Last week, Trilce Navarrete and I attended a debate at the Reinwardt Academy of cultural heritage in Amsterdam on performance indicators and changing roles of museums in the present “information society.” The debate was part of a monthly series called Erfgoedarena (Heritage Arena), co-organised by the Reinwardt Academy and the Netherlands Institute for Heritage (NIH). In this first part of the post, I’ll provide a brief overview of the debate. In part II, I’ll link the debate to two books on the politics of policy making, and will raise some points for discussion.
The NIH asked freelance consultant Natasja Wehman last year to explore the particular shapes the changing roles of museums might take. Her report can be found here (in Dutch). Wehman signalled 4 possible scenarios, or roles:
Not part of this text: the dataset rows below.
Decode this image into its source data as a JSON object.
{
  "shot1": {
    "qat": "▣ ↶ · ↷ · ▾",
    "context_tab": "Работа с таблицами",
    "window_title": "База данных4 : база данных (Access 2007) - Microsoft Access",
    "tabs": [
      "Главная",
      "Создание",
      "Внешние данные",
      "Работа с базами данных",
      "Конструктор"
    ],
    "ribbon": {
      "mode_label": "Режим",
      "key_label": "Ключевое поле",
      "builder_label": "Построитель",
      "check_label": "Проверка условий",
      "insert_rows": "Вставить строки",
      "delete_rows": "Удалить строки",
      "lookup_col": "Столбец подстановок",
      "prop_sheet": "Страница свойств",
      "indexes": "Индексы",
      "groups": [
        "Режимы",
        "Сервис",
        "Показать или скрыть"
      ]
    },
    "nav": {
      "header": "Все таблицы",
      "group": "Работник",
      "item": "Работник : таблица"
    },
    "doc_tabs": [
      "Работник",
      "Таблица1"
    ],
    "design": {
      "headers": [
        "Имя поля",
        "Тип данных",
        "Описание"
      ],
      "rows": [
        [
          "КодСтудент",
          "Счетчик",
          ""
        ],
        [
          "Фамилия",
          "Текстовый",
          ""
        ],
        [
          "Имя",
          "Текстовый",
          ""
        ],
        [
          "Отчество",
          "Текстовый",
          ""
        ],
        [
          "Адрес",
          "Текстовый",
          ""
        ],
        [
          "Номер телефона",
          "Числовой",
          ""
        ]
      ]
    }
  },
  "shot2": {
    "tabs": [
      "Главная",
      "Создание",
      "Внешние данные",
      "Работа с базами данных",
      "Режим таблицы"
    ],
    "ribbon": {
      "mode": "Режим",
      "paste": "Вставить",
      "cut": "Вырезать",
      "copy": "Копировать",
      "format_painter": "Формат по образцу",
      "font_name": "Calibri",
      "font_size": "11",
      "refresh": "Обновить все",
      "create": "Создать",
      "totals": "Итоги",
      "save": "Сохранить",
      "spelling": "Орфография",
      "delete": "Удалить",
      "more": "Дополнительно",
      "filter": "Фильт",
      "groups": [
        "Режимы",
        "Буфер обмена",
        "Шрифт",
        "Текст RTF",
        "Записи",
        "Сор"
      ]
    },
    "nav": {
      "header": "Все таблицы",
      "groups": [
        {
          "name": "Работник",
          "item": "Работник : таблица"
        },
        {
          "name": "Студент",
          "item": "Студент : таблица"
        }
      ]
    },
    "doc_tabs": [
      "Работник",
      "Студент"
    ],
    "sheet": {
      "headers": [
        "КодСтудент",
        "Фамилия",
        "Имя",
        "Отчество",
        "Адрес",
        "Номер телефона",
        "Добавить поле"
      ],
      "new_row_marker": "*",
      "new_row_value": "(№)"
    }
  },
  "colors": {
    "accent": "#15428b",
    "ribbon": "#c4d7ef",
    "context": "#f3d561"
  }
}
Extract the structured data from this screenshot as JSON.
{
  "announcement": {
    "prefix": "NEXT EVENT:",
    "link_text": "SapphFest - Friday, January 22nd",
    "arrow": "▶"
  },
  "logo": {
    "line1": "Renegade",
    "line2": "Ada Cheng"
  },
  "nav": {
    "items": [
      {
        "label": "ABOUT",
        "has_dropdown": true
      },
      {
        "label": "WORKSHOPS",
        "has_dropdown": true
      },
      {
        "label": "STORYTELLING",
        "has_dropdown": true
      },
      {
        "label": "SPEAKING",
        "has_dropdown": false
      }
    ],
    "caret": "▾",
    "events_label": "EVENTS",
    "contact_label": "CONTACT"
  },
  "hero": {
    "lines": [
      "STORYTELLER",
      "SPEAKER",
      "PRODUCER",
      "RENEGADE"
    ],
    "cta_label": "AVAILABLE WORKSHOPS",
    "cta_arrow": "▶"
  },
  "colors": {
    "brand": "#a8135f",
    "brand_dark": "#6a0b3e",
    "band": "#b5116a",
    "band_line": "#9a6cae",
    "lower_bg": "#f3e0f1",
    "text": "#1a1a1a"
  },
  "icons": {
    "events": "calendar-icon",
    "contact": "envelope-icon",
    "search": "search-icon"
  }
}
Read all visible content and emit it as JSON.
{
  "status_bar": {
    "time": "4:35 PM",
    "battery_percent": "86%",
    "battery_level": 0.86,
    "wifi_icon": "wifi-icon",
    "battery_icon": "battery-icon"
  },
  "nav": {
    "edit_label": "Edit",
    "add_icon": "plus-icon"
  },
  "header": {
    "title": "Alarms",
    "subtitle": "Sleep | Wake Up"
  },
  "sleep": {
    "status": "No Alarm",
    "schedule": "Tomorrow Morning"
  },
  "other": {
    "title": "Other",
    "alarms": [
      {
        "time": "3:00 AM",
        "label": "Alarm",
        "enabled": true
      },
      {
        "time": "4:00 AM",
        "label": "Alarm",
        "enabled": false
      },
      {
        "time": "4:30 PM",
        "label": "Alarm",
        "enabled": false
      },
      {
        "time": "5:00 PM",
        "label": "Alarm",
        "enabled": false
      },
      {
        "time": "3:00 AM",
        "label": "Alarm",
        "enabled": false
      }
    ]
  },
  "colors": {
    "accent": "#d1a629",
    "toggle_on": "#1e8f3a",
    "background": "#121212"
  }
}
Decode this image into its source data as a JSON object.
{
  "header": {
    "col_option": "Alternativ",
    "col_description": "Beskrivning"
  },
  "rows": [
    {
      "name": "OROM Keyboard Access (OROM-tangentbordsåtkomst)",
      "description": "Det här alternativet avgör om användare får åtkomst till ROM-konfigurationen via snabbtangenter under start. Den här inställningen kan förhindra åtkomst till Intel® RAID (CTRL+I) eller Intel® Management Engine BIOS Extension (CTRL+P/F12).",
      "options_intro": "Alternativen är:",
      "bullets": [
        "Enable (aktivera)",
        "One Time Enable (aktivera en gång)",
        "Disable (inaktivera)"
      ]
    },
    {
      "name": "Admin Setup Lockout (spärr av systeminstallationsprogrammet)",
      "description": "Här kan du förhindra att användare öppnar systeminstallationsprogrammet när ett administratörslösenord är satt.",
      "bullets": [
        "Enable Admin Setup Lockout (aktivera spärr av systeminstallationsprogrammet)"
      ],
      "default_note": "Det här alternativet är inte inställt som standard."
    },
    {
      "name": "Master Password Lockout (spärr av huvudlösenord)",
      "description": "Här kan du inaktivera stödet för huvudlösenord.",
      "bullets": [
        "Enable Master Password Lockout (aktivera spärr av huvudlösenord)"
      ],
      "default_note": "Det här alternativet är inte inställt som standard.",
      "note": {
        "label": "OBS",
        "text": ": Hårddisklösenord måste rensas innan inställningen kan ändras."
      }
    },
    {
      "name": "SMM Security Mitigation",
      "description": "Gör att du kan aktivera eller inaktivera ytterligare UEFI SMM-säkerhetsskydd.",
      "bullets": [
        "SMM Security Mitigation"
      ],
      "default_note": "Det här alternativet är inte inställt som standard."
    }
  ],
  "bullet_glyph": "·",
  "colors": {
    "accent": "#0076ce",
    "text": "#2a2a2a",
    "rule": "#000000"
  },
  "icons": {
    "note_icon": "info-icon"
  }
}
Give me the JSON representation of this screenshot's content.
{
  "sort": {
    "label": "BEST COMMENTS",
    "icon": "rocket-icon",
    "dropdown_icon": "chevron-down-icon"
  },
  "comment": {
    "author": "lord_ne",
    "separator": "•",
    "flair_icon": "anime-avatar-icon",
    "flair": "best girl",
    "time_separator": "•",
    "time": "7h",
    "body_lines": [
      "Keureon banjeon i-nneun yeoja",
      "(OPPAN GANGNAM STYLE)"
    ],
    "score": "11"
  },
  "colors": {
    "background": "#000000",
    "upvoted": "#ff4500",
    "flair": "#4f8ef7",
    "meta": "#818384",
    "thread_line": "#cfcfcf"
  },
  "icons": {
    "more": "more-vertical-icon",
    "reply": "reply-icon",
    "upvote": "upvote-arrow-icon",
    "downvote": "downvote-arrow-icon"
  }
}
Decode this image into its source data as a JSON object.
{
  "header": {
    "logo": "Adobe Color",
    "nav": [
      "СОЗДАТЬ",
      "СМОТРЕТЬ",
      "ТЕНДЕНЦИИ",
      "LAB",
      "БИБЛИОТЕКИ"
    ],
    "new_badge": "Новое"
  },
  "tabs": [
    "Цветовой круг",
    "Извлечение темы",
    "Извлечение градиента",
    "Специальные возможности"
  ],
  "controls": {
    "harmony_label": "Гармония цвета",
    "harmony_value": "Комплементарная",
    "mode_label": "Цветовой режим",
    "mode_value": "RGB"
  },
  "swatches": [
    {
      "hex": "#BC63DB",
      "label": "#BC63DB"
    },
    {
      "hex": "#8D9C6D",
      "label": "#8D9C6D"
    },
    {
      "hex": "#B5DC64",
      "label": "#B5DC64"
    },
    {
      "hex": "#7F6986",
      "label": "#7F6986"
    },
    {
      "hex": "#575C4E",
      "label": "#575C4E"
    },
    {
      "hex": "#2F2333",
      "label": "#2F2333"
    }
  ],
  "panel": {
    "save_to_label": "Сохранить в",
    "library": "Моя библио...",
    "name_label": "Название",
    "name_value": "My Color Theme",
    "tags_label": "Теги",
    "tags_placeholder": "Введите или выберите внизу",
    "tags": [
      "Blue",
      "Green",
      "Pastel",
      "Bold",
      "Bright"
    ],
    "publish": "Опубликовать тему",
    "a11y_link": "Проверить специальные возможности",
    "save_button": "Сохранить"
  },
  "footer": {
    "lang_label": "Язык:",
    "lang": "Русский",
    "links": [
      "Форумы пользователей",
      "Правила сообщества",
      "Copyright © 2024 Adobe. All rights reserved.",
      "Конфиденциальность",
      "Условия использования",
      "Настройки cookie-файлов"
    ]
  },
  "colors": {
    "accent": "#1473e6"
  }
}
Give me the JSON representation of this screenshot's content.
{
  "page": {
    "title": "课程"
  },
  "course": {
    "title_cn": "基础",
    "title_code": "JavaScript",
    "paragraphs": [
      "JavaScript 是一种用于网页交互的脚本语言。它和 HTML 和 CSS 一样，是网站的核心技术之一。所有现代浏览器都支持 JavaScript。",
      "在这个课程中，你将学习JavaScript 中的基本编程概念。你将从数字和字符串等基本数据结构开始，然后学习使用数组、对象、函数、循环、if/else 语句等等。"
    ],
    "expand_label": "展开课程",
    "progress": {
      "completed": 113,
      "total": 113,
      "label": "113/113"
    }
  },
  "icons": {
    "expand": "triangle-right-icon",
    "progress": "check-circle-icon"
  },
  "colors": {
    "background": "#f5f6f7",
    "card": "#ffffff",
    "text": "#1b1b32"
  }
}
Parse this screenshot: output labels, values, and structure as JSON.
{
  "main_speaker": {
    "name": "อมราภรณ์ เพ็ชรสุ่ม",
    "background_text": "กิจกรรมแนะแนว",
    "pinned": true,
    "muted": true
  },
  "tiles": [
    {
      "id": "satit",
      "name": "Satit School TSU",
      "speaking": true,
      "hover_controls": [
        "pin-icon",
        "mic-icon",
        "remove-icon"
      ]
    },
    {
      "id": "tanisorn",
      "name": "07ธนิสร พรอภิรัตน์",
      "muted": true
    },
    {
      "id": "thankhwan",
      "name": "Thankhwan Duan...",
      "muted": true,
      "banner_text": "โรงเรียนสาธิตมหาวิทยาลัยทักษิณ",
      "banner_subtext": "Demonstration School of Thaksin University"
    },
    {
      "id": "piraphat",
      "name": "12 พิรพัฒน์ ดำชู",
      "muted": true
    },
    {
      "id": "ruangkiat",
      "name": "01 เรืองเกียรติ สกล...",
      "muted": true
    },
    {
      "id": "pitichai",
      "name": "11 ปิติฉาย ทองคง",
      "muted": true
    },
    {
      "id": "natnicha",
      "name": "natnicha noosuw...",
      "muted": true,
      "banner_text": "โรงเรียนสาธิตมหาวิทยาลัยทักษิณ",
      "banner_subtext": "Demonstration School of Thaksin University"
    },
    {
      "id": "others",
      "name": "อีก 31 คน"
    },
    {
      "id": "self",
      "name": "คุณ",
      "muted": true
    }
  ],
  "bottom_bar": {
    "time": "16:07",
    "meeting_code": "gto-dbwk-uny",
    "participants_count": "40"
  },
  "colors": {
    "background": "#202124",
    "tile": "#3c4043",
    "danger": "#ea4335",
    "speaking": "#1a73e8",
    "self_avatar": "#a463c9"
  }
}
1. the museum as networker: the institute is up-to-speed about things happening around the museum, functions as a conduit, facilitates existing (knowledge) networks. This can take different shapes, depending on the museum
2. the museum as a laboratory: also comes in different guises, f.i. as a space for contemporary (new media) artists to experiment, or art-science lab, or cooperation with creative industry
3. the validator: museum as knowledge and information expert, but with a 21st century twist: the museum as cultural producer instead of reproducer
4. the innovator: combination of the three scenarios above. According to Wehman, this is the ideal museum of the future. ‘Possession’, either the possession of a collection and/or of knowledge, she argues, is now usually put first. But museums are losing their monopoly on these ‘possessions’. They need to innovate, or transform. The representatives she interviewed mentioned a number of relevant preconditions for that transformation: a. work together, b. create opportunities for research & development, c. create time, d. be aware of relevance for society at large. Wehman adds that museums need to create new ways to engage with audiences, and need to realize that the meaning and relevance of a museum is not static but in flux. (post continues in part two)